Mississippi-raised Tyler’s own recent musical output seems appropriately to echo the founding spirit of Eaux Claires, put together by Vernon to not only round up some of his favorite musicians, but to pay homage to his home state and to Eau Claire, which he has championed time and again.Tyler reflected on his own release, making a resonating point, “Modern Country [is] kind of about vanishing small towns and about rural America, but it’s not necessarily dark. It’s pretty redemptive. I’m interested in history, and so that always influences what I would say I write about, but it’s a stretch to say these songs are about these things; they’re more just talking points of things that are supposed to be evocative. A lot of it is about travel. It’s kind of what I experience; a sense of place in a very passing way. If you’re going through somewhere, like rural Wisconsin or wherever, you don’t get the sense of place you would if you lived there,” Tyler explained.

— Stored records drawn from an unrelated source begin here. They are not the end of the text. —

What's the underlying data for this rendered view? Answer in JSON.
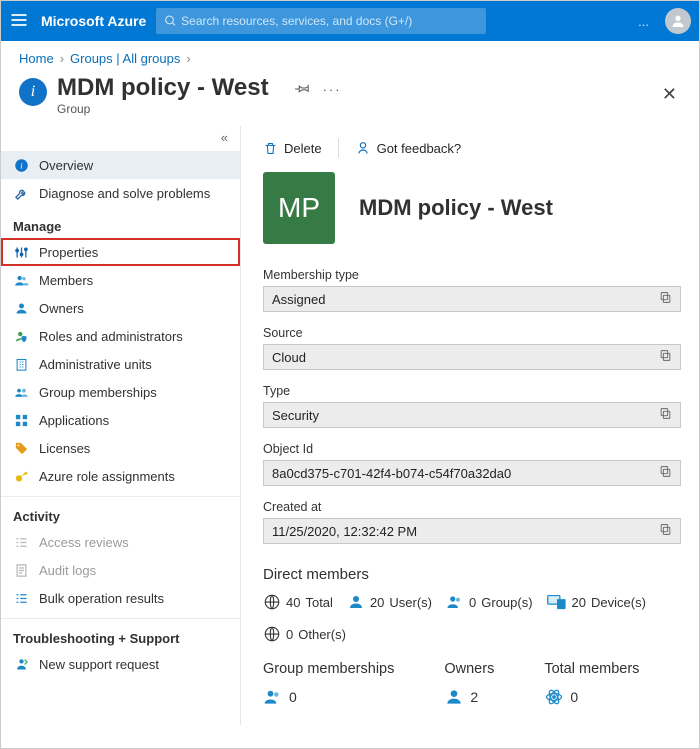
{
  "topbar": {
    "brand": "Microsoft Azure",
    "search_placeholder": "Search resources, services, and docs (G+/)",
    "more_label": "..."
  },
  "breadcrumb": {
    "items": [
      "Home",
      "Groups | All groups"
    ]
  },
  "page": {
    "title": "MDM policy - West",
    "subtitle": "Group"
  },
  "sidebar": {
    "items": [
      {
        "label": "Overview"
      },
      {
        "label": "Diagnose and solve problems"
      }
    ],
    "manage_header": "Manage",
    "manage": [
      {
        "label": "Properties"
      },
      {
        "label": "Members"
      },
      {
        "label": "Owners"
      },
      {
        "label": "Roles and administrators"
      },
      {
        "label": "Administrative units"
      },
      {
        "label": "Group memberships"
      },
      {
        "label": "Applications"
      },
      {
        "label": "Licenses"
      },
      {
        "label": "Azure role assignments"
      }
    ],
    "activity_header": "Activity",
    "activity": [
      {
        "label": "Access reviews"
      },
      {
        "label": "Audit logs"
      },
      {
        "label": "Bulk operation results"
      }
    ],
    "support_header": "Troubleshooting + Support",
    "support": [
      {
        "label": "New support request"
      }
    ]
  },
  "commands": {
    "delete": "Delete",
    "feedback": "Got feedback?"
  },
  "group": {
    "initials": "MP",
    "name": "MDM policy - West"
  },
  "fields": {
    "membership_type": {
      "label": "Membership type",
      "value": "Assigned"
    },
    "source": {
      "label": "Source",
      "value": "Cloud"
    },
    "type": {
      "label": "Type",
      "value": "Security"
    },
    "object_id": {
      "label": "Object Id",
      "value": "8a0cd375-c701-42f4-b074-c54f70a32da0"
    },
    "created_at": {
      "label": "Created at",
      "value": "11/25/2020, 12:32:42 PM"
    }
  },
  "direct_members": {
    "header": "Direct members",
    "total": {
      "value": "40",
      "label": " Total"
    },
    "users": {
      "value": "20",
      "label": " User(s)"
    },
    "groups": {
      "value": "0",
      "label": " Group(s)"
    },
    "devices": {
      "value": "20",
      "label": " Device(s)"
    },
    "other": {
      "value": "0",
      "label": " Other(s)"
    }
  },
  "summaries": {
    "memberships": {
      "label": "Group memberships",
      "value": "0"
    },
    "owners": {
      "label": "Owners",
      "value": "2"
    },
    "totalmem": {
      "label": "Total members",
      "value": "0"
    }
  }
}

“I think [staying close to your roots] can keep you from changing. But having said that, I’ve lived in Nashville for almost my entire life as well, but I’ve always toured a lot and traveled a lot, but there’s definitely something limiting about staying in your hometown; I’ve talked to people about it all the time. I met all these guys [Vernon, Nicholas Sanborn, etc.] through Megafaun and Brad and Phil [Cook], but they all had come from here to North Carolina. Obviously, Justin went back. But, it’s weird…I guess you do get a little locked into a thing. But, I think the older people get, they tend to go back to where they’re from. It’s almost like an evolutionary instinct…”.
Whatever might be keeping Vernon close to his roots to create one of the most quickly-lauded music festivals, it has undeniably been built on a genuine love for this ‘sense of place’ that is Wisconsin, and it certainly doesn’t seem like that that love will fade anytime soon. His inclusion of Wisconsin-based artists for performances on the big stages alongside national acts and pop-up shows in the woods felt natural and was rarely questioned. Jon Mueller and Mavis Staples played overlapping time slots and Tyler was stressed on how to be able to catch both. Over the weekend, Pitchfork captured a quote from Phil Cook, one of those Eau Claire-x-North Carolina musicians Tyler mentioned and it seems to be an echo of that investment, “If you are not from this place, welcome to our home and if you are from this place? Welcome everybody to our home.” Eaux Claires, for two years running, not only capably welcomed their creative Midwestern peers, but welcomed everyone — even with the ‘atypical’ curation — creating a memorable, exclusive/inclusive experience.